New in 2015-16, its goal is to introduce students to a new theme each year which will challenge them to think about themselves and the world around them. This year’s  theme,ACCEPTANCE, strives to educate HMS students about the acceptance of and respect for others in our community and our world. 

  • Power of WE
    The Power of WE: Make a positive (+) difference today! 

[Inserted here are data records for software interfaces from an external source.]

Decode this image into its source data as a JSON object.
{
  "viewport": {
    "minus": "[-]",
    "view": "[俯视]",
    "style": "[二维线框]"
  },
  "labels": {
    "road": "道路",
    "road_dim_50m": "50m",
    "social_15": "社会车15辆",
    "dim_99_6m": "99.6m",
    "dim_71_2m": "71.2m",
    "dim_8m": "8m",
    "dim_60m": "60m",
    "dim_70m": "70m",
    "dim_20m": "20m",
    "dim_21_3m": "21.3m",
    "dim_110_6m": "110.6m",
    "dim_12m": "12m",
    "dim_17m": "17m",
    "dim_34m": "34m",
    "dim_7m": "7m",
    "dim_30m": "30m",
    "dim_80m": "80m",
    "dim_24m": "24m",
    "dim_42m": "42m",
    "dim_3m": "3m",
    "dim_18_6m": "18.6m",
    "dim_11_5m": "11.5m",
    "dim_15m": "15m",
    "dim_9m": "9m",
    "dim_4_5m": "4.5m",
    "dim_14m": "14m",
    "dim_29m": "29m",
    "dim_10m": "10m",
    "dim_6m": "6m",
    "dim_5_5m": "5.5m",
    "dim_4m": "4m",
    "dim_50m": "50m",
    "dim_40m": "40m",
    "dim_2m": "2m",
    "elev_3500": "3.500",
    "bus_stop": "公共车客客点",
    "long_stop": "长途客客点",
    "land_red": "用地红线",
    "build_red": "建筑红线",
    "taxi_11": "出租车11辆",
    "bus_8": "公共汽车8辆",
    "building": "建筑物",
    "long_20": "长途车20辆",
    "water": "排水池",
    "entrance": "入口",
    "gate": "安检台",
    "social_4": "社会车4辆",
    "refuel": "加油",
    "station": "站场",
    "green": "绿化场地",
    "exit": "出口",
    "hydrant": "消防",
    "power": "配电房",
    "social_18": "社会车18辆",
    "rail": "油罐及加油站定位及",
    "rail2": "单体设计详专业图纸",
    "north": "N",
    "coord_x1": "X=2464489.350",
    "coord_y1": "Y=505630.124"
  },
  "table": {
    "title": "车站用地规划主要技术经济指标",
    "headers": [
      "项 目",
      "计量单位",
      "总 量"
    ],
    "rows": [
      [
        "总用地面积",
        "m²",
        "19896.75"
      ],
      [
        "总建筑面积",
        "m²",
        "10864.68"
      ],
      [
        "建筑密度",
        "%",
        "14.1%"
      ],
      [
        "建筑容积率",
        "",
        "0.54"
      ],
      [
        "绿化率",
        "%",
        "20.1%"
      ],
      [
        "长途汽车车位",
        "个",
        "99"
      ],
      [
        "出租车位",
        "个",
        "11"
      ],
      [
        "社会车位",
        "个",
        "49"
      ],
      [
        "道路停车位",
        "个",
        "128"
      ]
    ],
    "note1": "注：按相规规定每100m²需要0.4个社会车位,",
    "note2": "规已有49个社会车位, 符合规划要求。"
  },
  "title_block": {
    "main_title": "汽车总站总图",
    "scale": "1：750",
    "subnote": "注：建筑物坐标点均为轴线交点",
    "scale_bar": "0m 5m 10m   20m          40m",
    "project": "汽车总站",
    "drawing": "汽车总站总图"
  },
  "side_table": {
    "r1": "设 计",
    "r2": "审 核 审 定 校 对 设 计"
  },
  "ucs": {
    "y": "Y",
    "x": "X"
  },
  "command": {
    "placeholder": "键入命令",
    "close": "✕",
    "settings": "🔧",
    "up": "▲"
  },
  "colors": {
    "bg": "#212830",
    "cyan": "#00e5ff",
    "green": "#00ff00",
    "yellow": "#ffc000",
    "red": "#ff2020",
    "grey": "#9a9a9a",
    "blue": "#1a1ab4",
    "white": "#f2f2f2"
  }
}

    The Power of WE is a curriculum designed and implemented by the Middle School Counseling Department. New in 2015-16, its goal is to introduce students to a new theme each year which will challenge them to think about themselves and the world around them. This year’s  theme,ACCEPTANCE, strives to educate HMS students about the acceptance of and respect for others in our community and our world. HMS students were introduced to this new theme by their grade level Counselor in September. 
     
    The Power of WE curriculum consists of three elements: weekly Google Slide presentations that include a 2-5 minute media clip followed by a take away lesson and weekly challenge; classroom lessons delivered by the School Counselors on a trimester basis; and school-wide events and activities. Following the theme of acceptance, this year’s curriculum is broken into three sub-themes that look at acceptance from a community level, a peer level and a self level. First semester focused on diversity (community level) – the acceptance and respect for people from other races, religions, abilities, etc. Now, currently in second trimester, our focus has moved towards peer acceptance as we discuss bullying and healthy friendships. Finally, during the third trimester, the curriculum will turn to the importance of self-acceptance. 
     
    The first trimester kick-off of Power of We was deemed a success by students, teachers and administration. Students report looking forward to the videos on Monday mornings as a great way to start their week, giving them something to think about as they go through their routines. Many teachers have taken the weekly themes and found ways to integrate them into already planned lessons, propelling students to find ways to meld the classroom with “real life.” Behavior changes are already being noticed across the school by students and staff, demonstrating that the program’s ideas are taking root.
     
    The Power of WE curriculum meets several standards required through the Massachusetts Comprehensive Health Curriculum Framework. Specifically, Standard 7.7 states that by the end of Grade 8 students will “Recognize the positive contribution of character traits (such as tolerance, honesty, self-discipline, respectfulness, and kindness) to relationships, the benefit of which include understanding and respecting individual differences, and the detrimental effect of prejudice (such as prejudice on the basis of race, gender, sexual orientation, class, or religion) on individual relationships and society as a whole.”
     
    We are very proud to have introduced this program this year and have already begun working on next year’s installment of the program. Weekly presentations can be found below. We encourage families to review these presentations with their children at home and have discussions about how the messages resonate in other areas of their lives. In addition to accessing the current week’s presentation, the Power of WE webpage also provides an opportunity to preview the next week’s presentation, as well as past presentations using the archived link at the right of the page. you have any questions, please feel free to contact your grade level School Counselor. 
     
     
    When we stop judging others, and ourselves, our hearts begin to open. 
     
    ~ Swami Dhyan Giten